KABUL: Heavy explosions, rockets and gunfire rattled Kabul on Sunday as the Taliban launched a ‘spring offensive’ with multiple attacks targeting Western embassies, Nato’s headquarters and the parliament building.
The assault, one of the most serious on the capital since US-backed Afghan forces toppled the Taliban regime in 2001, highlighted the ability of militants to strike the heavily-guarded diplomatic zone even after more than 10 years of war.
Heavy fighting erupted again more than five hours after the Taliban first struck, as dusk was falling over the capital. Several Afghan parliamentarians joined security forces repelling attackers from a roof near parliament.
Large explosions shook the diplomatic enclave of Kabul. Billows of black smoke rose from embassies while rocket-propelled grenades whizzed overhead. Heavy gunfire could be heard from many directions as Afghan security forces tried to repel Taliban fighters.
Taliban fighters, some of them dressed in women’s burqas, also launched simultaneous assaults in three other provinces of Afghanistan.
In the eastern city of Jalalabad, they attacked a foreign force base near a school and a blast went off near the airport.
The ministry of interior said 19 insurgents, including suicide bombers, died in the encounters across the country and two were captured. Fourteen police officers and nine civilians were wounded.
Japan’s Kyodo news agency said three rockets landed in the Japanese embassy but nobody was hurt and staff had evacuated to a nearby air raid shelter. Militants also attacked government buildings in Lugar province, and a police facility in the town of Gardez in Paktya province.
Attackers also fired rockets at the parliament building in the west of Kabul. Afghan media said fighters stormed the Star Hotel complex near the presidential palace and Iranian embassy. The hotel’s windows were blown out and smoke billowed from the building.
Meanwhile, US ambassador Ryan Crocker said it was unlikely the Afghan Taliban had the capacity to launch Sunday’s attacks on its own, and speculated that the Haqqani network - whose fighters are based in the Afghanistan-Pakistan border area - were involved.

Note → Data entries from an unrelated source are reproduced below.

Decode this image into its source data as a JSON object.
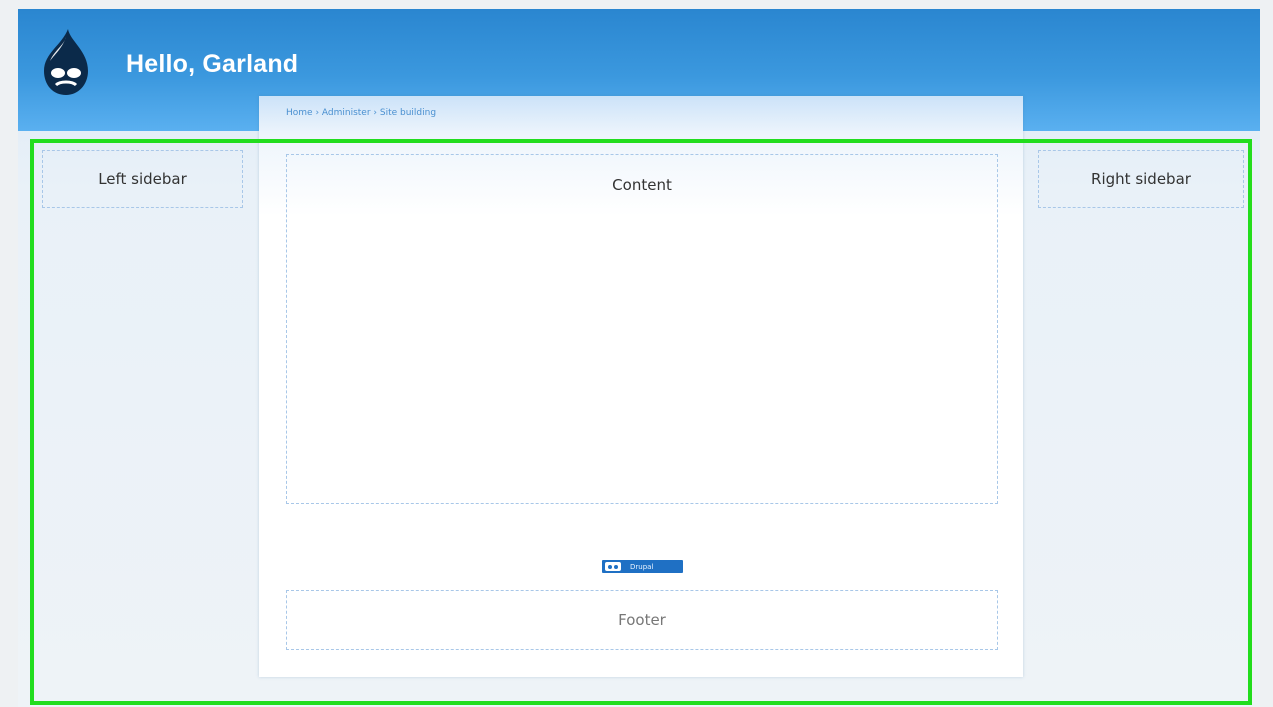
{
  "header": {
    "site_name": "Hello, Garland",
    "logo_icon": "drupal-drop-icon"
  },
  "breadcrumb": "Home › Administer › Site building",
  "regions": {
    "content": "Content",
    "left_sidebar": "Left sidebar",
    "right_sidebar": "Right sidebar",
    "footer": "Footer"
  },
  "powered_by": {
    "label": "Drupal",
    "icon": "drupal-drop-icon"
  },
  "colors": {
    "header_blue": "#2a86d0",
    "highlight_green": "#22dd1e",
    "powered_badge": "#1f70c4"
  }
}
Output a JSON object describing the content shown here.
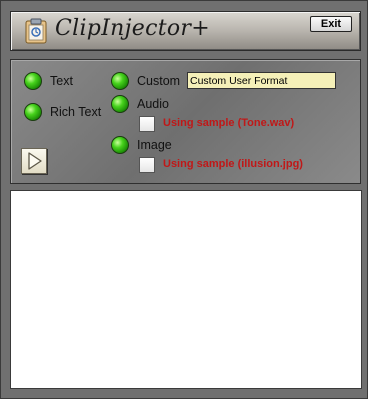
{
  "app": {
    "title": "ClipInjector+",
    "exit_label": "Exit"
  },
  "options": {
    "text": "Text",
    "rich_text": "Rich Text",
    "custom": "Custom",
    "audio": "Audio",
    "image": "Image"
  },
  "custom_format": {
    "value": "Custom User Format"
  },
  "audio_sample": {
    "label": "Using sample (Tone.wav)"
  },
  "image_sample": {
    "label": "Using sample (illusion.jpg)"
  },
  "colors": {
    "accent_red": "#c01818",
    "led_green": "#46d21c",
    "input_bg": "#f5f0b8"
  }
}
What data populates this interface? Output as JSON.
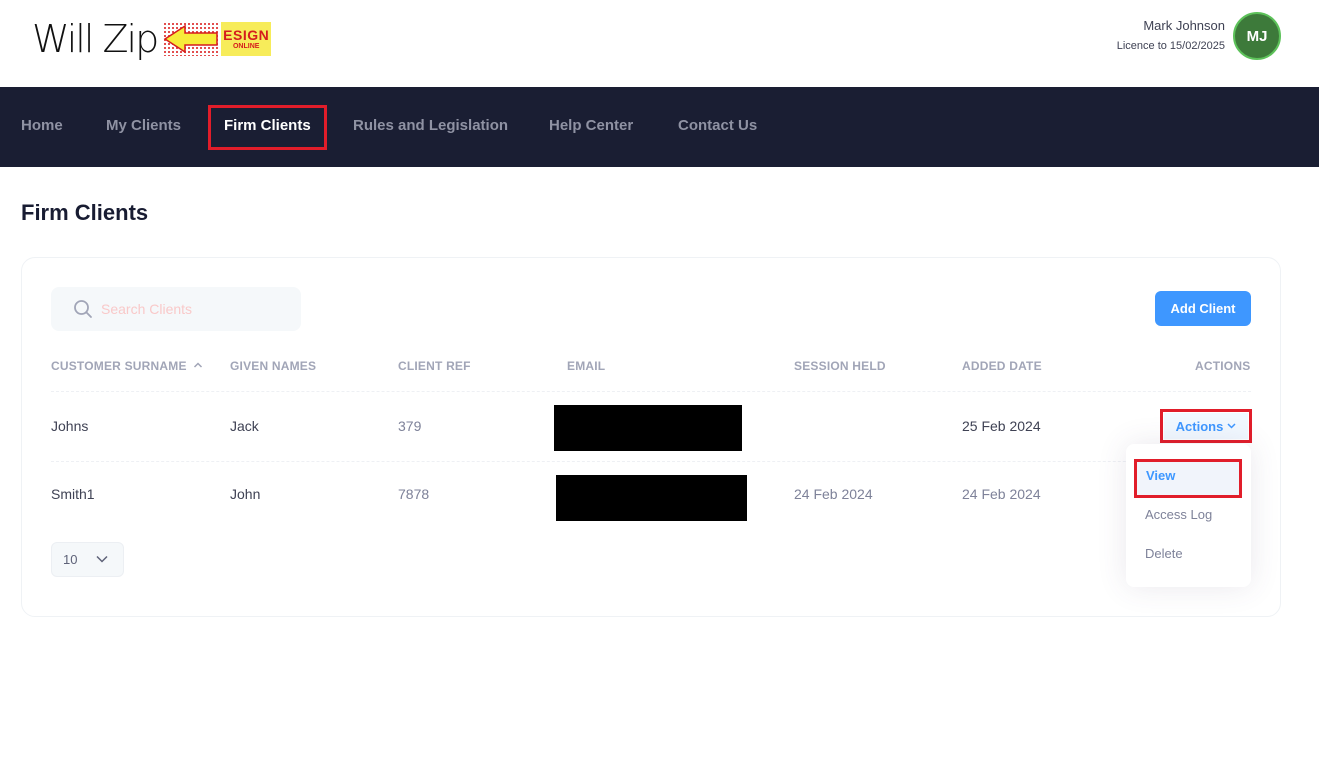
{
  "app": {
    "logo_text": "Will Zip",
    "logo_badge_line1": "ESIGN",
    "logo_badge_line2": "ONLINE"
  },
  "user": {
    "name": "Mark Johnson",
    "licence": "Licence to 15/02/2025",
    "initials": "MJ"
  },
  "nav": {
    "items": [
      {
        "label": "Home",
        "active": false
      },
      {
        "label": "My Clients",
        "active": false
      },
      {
        "label": "Firm Clients",
        "active": true
      },
      {
        "label": "Rules and Legislation",
        "active": false
      },
      {
        "label": "Help Center",
        "active": false
      },
      {
        "label": "Contact Us",
        "active": false
      }
    ]
  },
  "page": {
    "title": "Firm Clients"
  },
  "toolbar": {
    "search_placeholder": "Search Clients",
    "add_button": "Add Client"
  },
  "table": {
    "headers": [
      "CUSTOMER SURNAME",
      "GIVEN NAMES",
      "CLIENT REF",
      "EMAIL",
      "SESSION HELD",
      "ADDED DATE",
      "ACTIONS"
    ],
    "rows": [
      {
        "surname": "Johns",
        "given": "Jack",
        "ref": "379",
        "email": "[redacted]",
        "session": "",
        "added": "25 Feb 2024"
      },
      {
        "surname": "Smith1",
        "given": "John",
        "ref": "7878",
        "email": "[redacted]",
        "session": "24 Feb 2024",
        "added": "24 Feb 2024"
      }
    ]
  },
  "actions_menu": {
    "button_label": "Actions",
    "items": [
      "View",
      "Access Log",
      "Delete"
    ]
  },
  "pagination": {
    "page_size": "10"
  },
  "colors": {
    "nav_bg": "#1a1e33",
    "primary": "#3e97ff",
    "highlight": "#e11d2a",
    "avatar": "#3d7a3a"
  }
}
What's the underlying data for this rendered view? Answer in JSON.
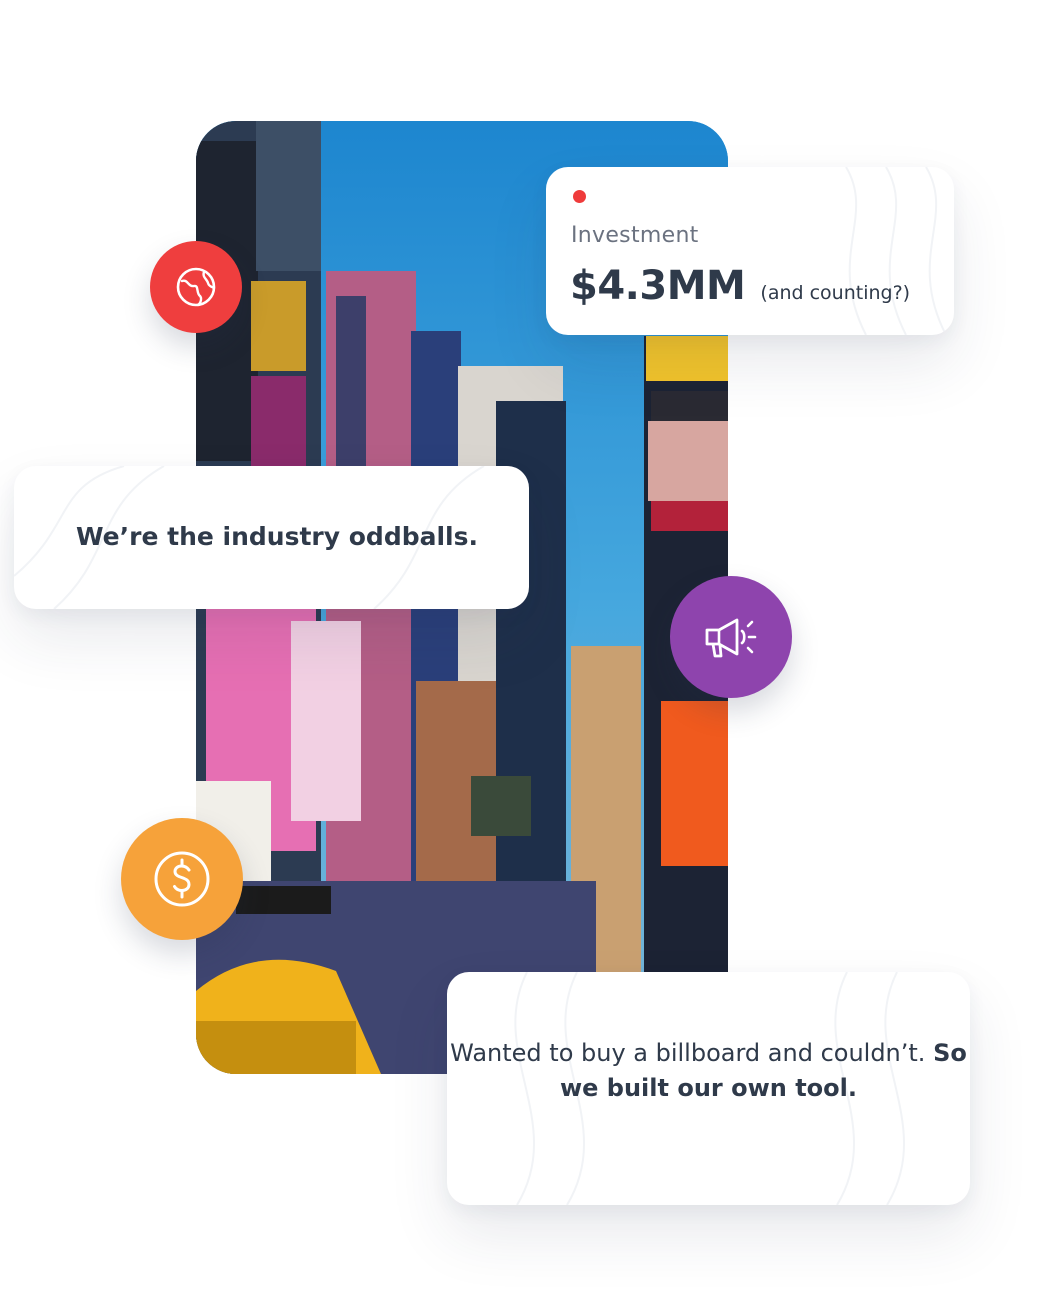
{
  "investment": {
    "label": "Investment",
    "value": "$4.3MM",
    "note": "(and counting?)",
    "dot_color": "#ef3b3b"
  },
  "oddballs": {
    "text": "We’re the industry oddballs."
  },
  "billboard": {
    "text_regular": "Wanted to buy a billboard and couldn’t. ",
    "text_bold": "So we built our own tool."
  },
  "icons": {
    "globe": {
      "name": "globe-icon",
      "color": "#ef3e3e"
    },
    "megaphone": {
      "name": "megaphone-icon",
      "color": "#8e44ad"
    },
    "dollar": {
      "name": "dollar-icon",
      "color": "#f6a23a"
    }
  },
  "photo": {
    "subject": "city street with billboards"
  }
}
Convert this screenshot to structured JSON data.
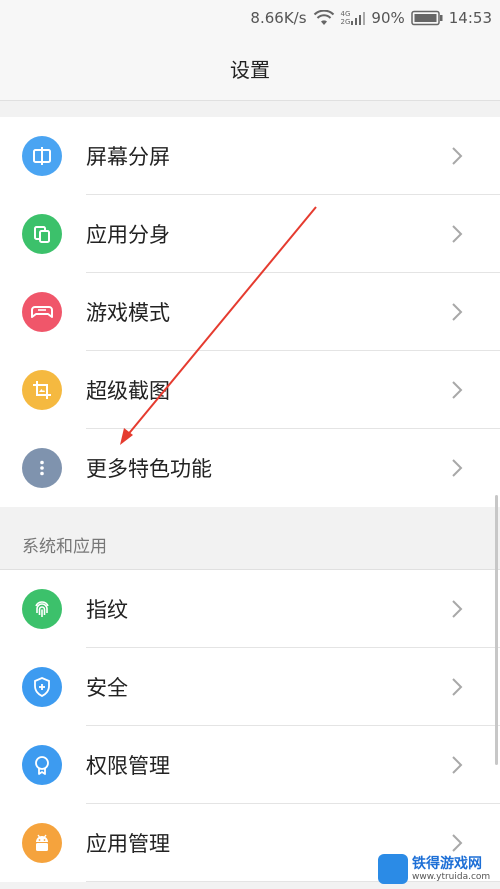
{
  "status_bar": {
    "speed": "8.66K/s",
    "net_top": "4G",
    "net_bottom": "2G",
    "battery": "90%",
    "time": "14:53"
  },
  "header": {
    "title": "设置"
  },
  "section1": {
    "items": [
      {
        "label": "屏幕分屏",
        "icon": "split-screen-icon",
        "color": "#4aa4f2"
      },
      {
        "label": "应用分身",
        "icon": "app-clone-icon",
        "color": "#3cc16b"
      },
      {
        "label": "游戏模式",
        "icon": "gamepad-icon",
        "color": "#f0566a"
      },
      {
        "label": "超级截图",
        "icon": "crop-screenshot-icon",
        "color": "#f5b940"
      },
      {
        "label": "更多特色功能",
        "icon": "more-dots-icon",
        "color": "#7f93ae"
      }
    ]
  },
  "section2": {
    "header": "系统和应用",
    "items": [
      {
        "label": "指纹",
        "icon": "fingerprint-icon",
        "color": "#3cc16b"
      },
      {
        "label": "安全",
        "icon": "security-shield-icon",
        "color": "#3d9bf0"
      },
      {
        "label": "权限管理",
        "icon": "permission-badge-icon",
        "color": "#3d9bf0"
      },
      {
        "label": "应用管理",
        "icon": "android-robot-icon",
        "color": "#f5a33d"
      }
    ]
  },
  "annotation": {
    "color": "#e53b2f"
  },
  "watermark": {
    "name": "铁得游戏网",
    "url": "www.ytruida.com"
  }
}
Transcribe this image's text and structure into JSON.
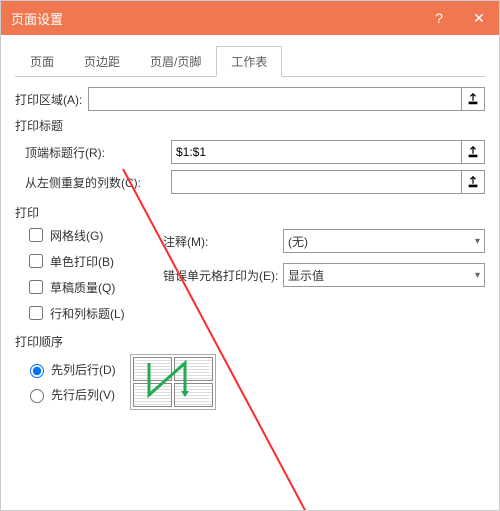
{
  "window": {
    "title": "页面设置",
    "help": "?",
    "close": "✕"
  },
  "tabs": {
    "page": "页面",
    "margins": "页边距",
    "header_footer": "页眉/页脚",
    "sheet": "工作表"
  },
  "print_area": {
    "label": "打印区域(A):",
    "value": ""
  },
  "titles": {
    "group": "打印标题",
    "rows_label": "顶端标题行(R):",
    "rows_value": "$1:$1",
    "cols_label": "从左侧重复的列数(C):",
    "cols_value": ""
  },
  "print": {
    "group": "打印",
    "gridlines": "网格线(G)",
    "bw": "单色打印(B)",
    "draft": "草稿质量(Q)",
    "rowcol_headings": "行和列标题(L)",
    "comments_label": "注释(M):",
    "comments_value": "(无)",
    "errors_label": "错误单元格打印为(E):",
    "errors_value": "显示值"
  },
  "order": {
    "group": "打印顺序",
    "down_over": "先列后行(D)",
    "over_down": "先行后列(V)"
  }
}
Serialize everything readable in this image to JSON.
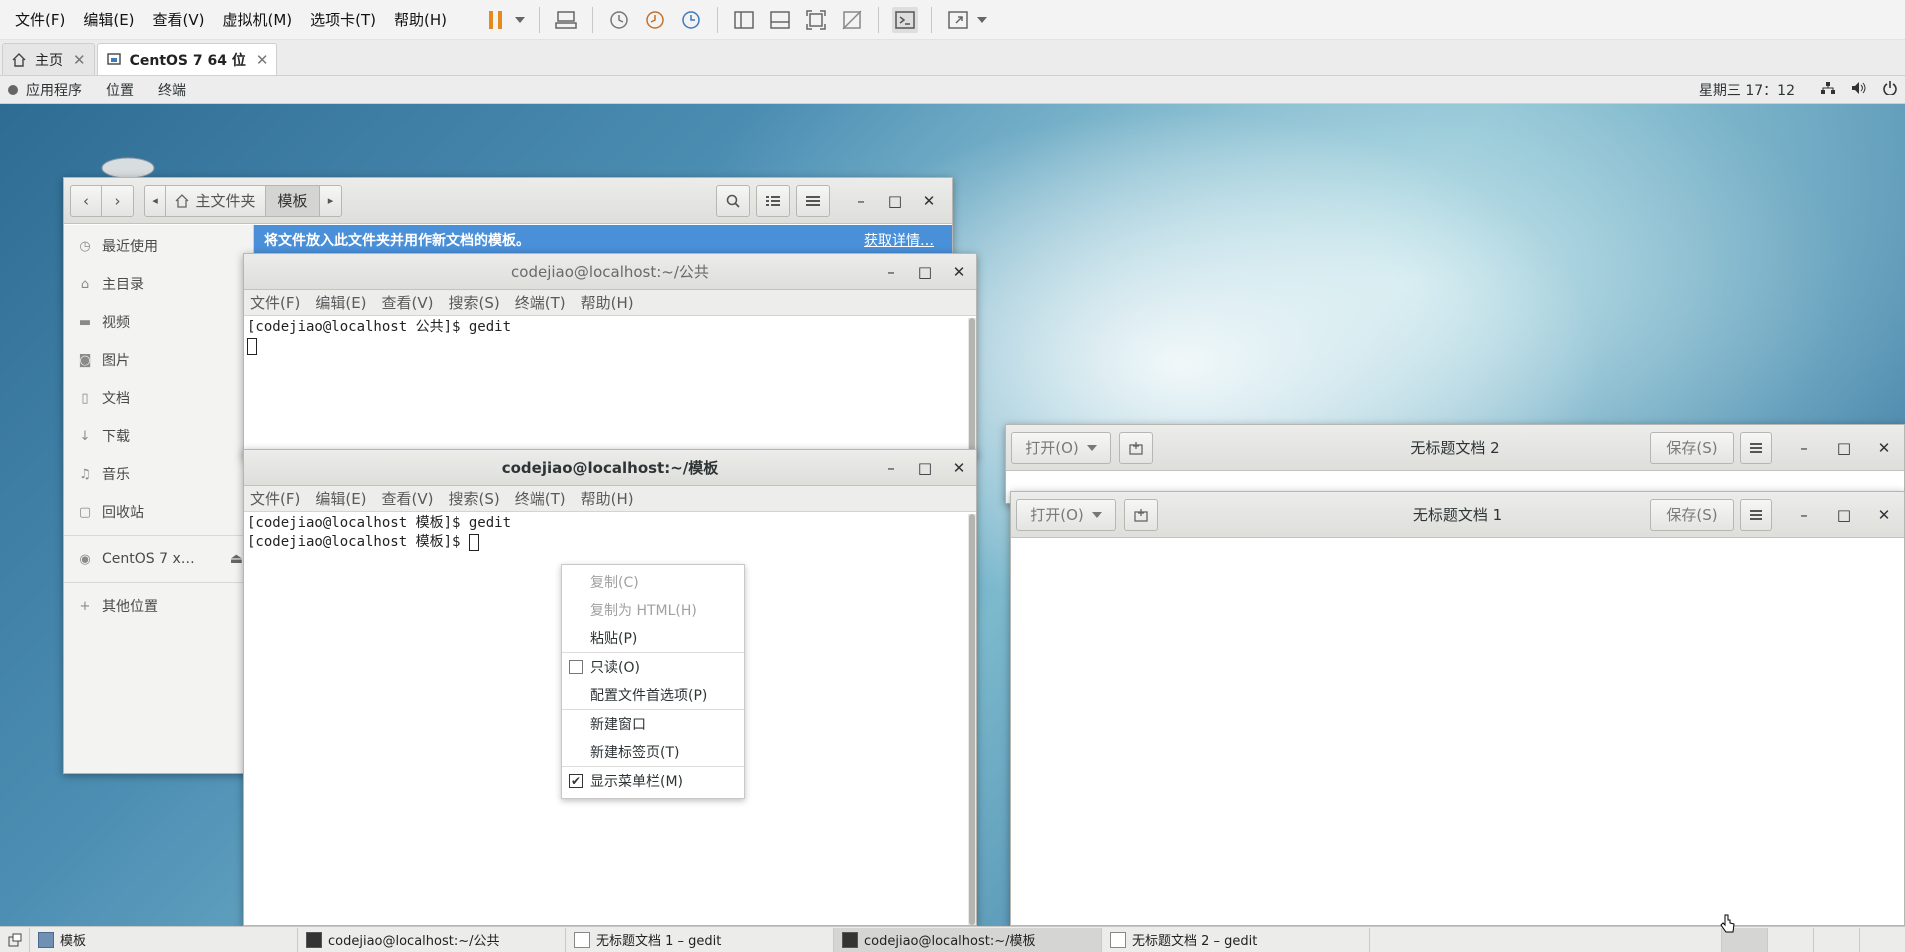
{
  "vm_menu": [
    "文件(F)",
    "编辑(E)",
    "查看(V)",
    "虚拟机(M)",
    "选项卡(T)",
    "帮助(H)"
  ],
  "vm_tabs": [
    {
      "label": "主页",
      "close": "✕"
    },
    {
      "label": "CentOS 7 64 位",
      "close": "✕"
    }
  ],
  "gnome": {
    "apps": "应用程序",
    "places": "位置",
    "terminal": "终端",
    "clock": "星期三 17：12"
  },
  "file_manager": {
    "path_home": "主文件夹",
    "path_current": "模板",
    "banner_text": "将文件放入此文件夹并用作新文档的模板。",
    "banner_link": "获取详情…",
    "sidebar": [
      {
        "label": "最近使用",
        "icon": "clock-icon"
      },
      {
        "label": "主目录",
        "icon": "home-icon"
      },
      {
        "label": "视频",
        "icon": "video-icon"
      },
      {
        "label": "图片",
        "icon": "camera-icon"
      },
      {
        "label": "文档",
        "icon": "document-icon"
      },
      {
        "label": "下载",
        "icon": "download-icon"
      },
      {
        "label": "音乐",
        "icon": "music-icon"
      },
      {
        "label": "回收站",
        "icon": "trash-icon"
      },
      {
        "label": "CentOS 7 x…",
        "icon": "disc-icon"
      },
      {
        "label": "其他位置",
        "icon": "plus-icon"
      }
    ]
  },
  "term1": {
    "title": "codejiao@localhost:~/公共",
    "menu": [
      "文件(F)",
      "编辑(E)",
      "查看(V)",
      "搜索(S)",
      "终端(T)",
      "帮助(H)"
    ],
    "lines": [
      "[codejiao@localhost 公共]$ gedit"
    ]
  },
  "term2": {
    "title": "codejiao@localhost:~/模板",
    "menu": [
      "文件(F)",
      "编辑(E)",
      "查看(V)",
      "搜索(S)",
      "终端(T)",
      "帮助(H)"
    ],
    "lines": [
      "[codejiao@localhost 模板]$ gedit",
      "[codejiao@localhost 模板]$ "
    ]
  },
  "context_menu": {
    "copy": "复制(C)",
    "copy_html": "复制为 HTML(H)",
    "paste": "粘贴(P)",
    "readonly": "只读(O)",
    "profile_prefs": "配置文件首选项(P)",
    "new_window": "新建窗口",
    "new_tab": "新建标签页(T)",
    "show_menubar": "显示菜单栏(M)"
  },
  "gedit2": {
    "title": "无标题文档 2",
    "open": "打开(O)",
    "save": "保存(S)"
  },
  "gedit1": {
    "title": "无标题文档 1",
    "open": "打开(O)",
    "save": "保存(S)"
  },
  "taskbar": [
    {
      "label": "模板"
    },
    {
      "label": "codejiao@localhost:~/公共"
    },
    {
      "label": "无标题文档 1 – gedit"
    },
    {
      "label": "codejiao@localhost:~/模板"
    },
    {
      "label": "无标题文档 2 – gedit"
    }
  ],
  "colors": {
    "selection_blue": "#4a90d9",
    "terminal_text": "#222222"
  }
}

“The Taliban are really good at issuing statements. Less good at actually fighting,” he told CNN. “My guess, based on previous experience here, is this is a set of Haqqani network operations out of North Waziristan and the Pakistani tribal areas. Frankly, I don’t think the Taliban is good enough.”
Afghan Interior Ministry spokesman Sediq Sediqqi told Reuters initial findings showed that the Haqqanis were involved in Sunday’s attacks. The Haqqani network is one of the most divisive issues between Washington and Islamabad and evidence that the Haqqanis were behind the latest attacks in Afghanistan could hamper efforts to patch up US-Pakistan ties between the strategic allies.
Meanwhile, Pakistan’s Foreign Minister Hina Rabbani Khar expressed deep concerns over the attacks in Afghanistan. “Pakistan strongly condemns terrorism in all forms and has consistently encouraged dialogue to resolve issues in Afghanistan,” Khar said.
President Hamid Karzai was moved to a safe area and his palace went into lockdown during the attacks in Kabul including a failed attempt to target one of his deputies, officials said.
The embattled president was discussing the budget with a group of lawmakers when explosions and gunfire rocked three locations in the capital, one of his aides said.
Nato hails Afghan response
Nato forces in Afghanistan hailed the response of Afghan security forces to the series of attacks on Kabul, labelling the assaults ‘largely ineffective’.
“I am enormously proud of how quickly Afghan security forces responded to today’s attacks in Kabul,” said General John Allen, commander of Nato’s International Security Assistance Force (Isaf).
Published in The Express Tribune, April 16th, 2012.